http://www.cfs.wisc.edu/Working_Papers/Using_the_Right_Yardstick_Assessing_Financial_Literacy_Measures_and_Validating_How_Well_Measures_Predict_Future_Financial_Well-Being_for_Low-Income_and_Vulnerable_Populations.pdf

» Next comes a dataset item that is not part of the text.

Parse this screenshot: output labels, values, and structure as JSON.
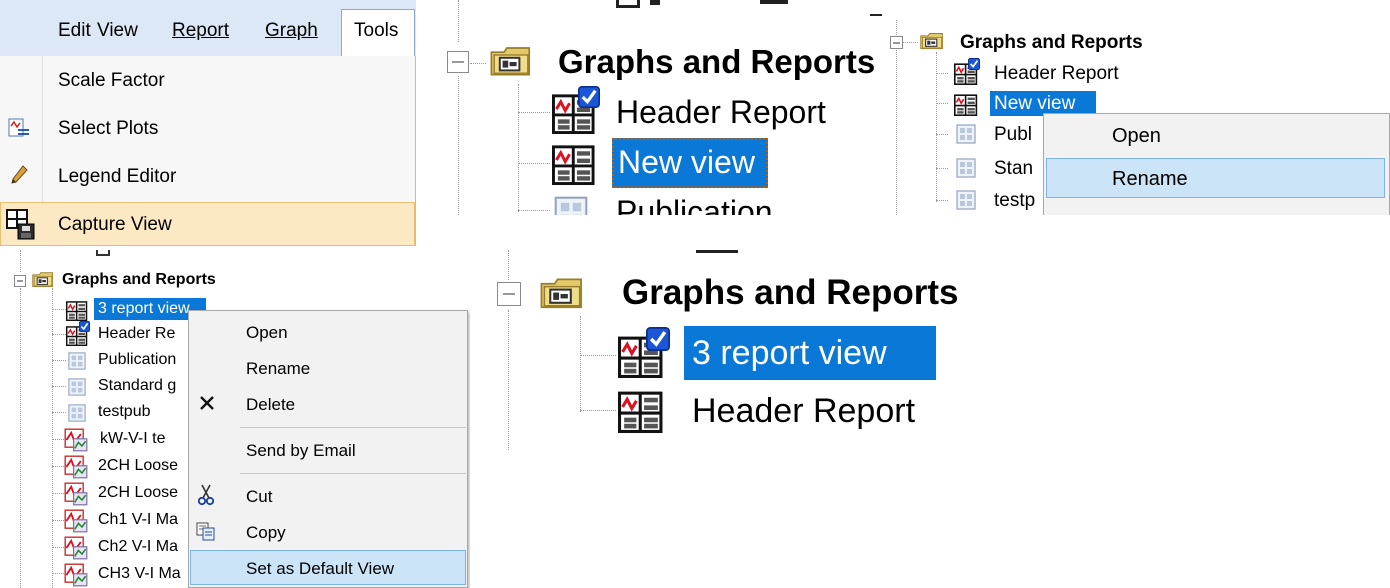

Complete Description:With the shifting of responsibility for retirement planning and risk from employers to employees, the growth of 401(k) plans and the recent financial crisis, researchers, policy makers and practitioners have become increasingly concerned with the financial literacy of the U.S. population. Along with this interest has come a need to develop measures of financial literacy in order to evaluate interventions to improve financial literacy and examine the implications of financial literacy for financial well-being. However, the measurement of financial literacy is in its infancy. Questions to assess financial literacy have only recently been included in major secondary data sets, and the limited data on financial literacy and financial outcomes has largely led to simple cross-sectional analysis to validate these measures as predictors of financial well-being. Moreover, questions used to assess a respondent’s level of financial literacy that ask about knowledge of compound interest, inflation, and portfolio allocation/risk, may be salient in different ways across different segments of the population. Of particular concern is the relevance of these questions for measuring financial literacy among low-income populations who rely more heavily on Social Security benefits, and encounter very different forms of financial decisions and financial products than upper/middle income households. Using data from nine waves of the Health and Retirement Study (HRS) we examine whether existing measures of financial literacy are descriptive and/or predictive of successful household financial management and resilience to the recent financial crisis. Specifically, we assess whether correct responses to various financial literacy questions are significant predictors of successful asset accumulation, resilience to asset loss and changes in retirement expectations. We find that once individual characteristics are carefully controlled for correct responses to many of the financial literacy questions in widespread use are not significant predictors of asset accumulation or resilience to financial shocks.
Date Published:Saturday, October 01, 2011
Author:Jason S. Seligman
Funding Agency: Social Security Administration, CFS - Wisc
Type: Working paper;
Source: Survey data;
Language: English
Audience: Researcher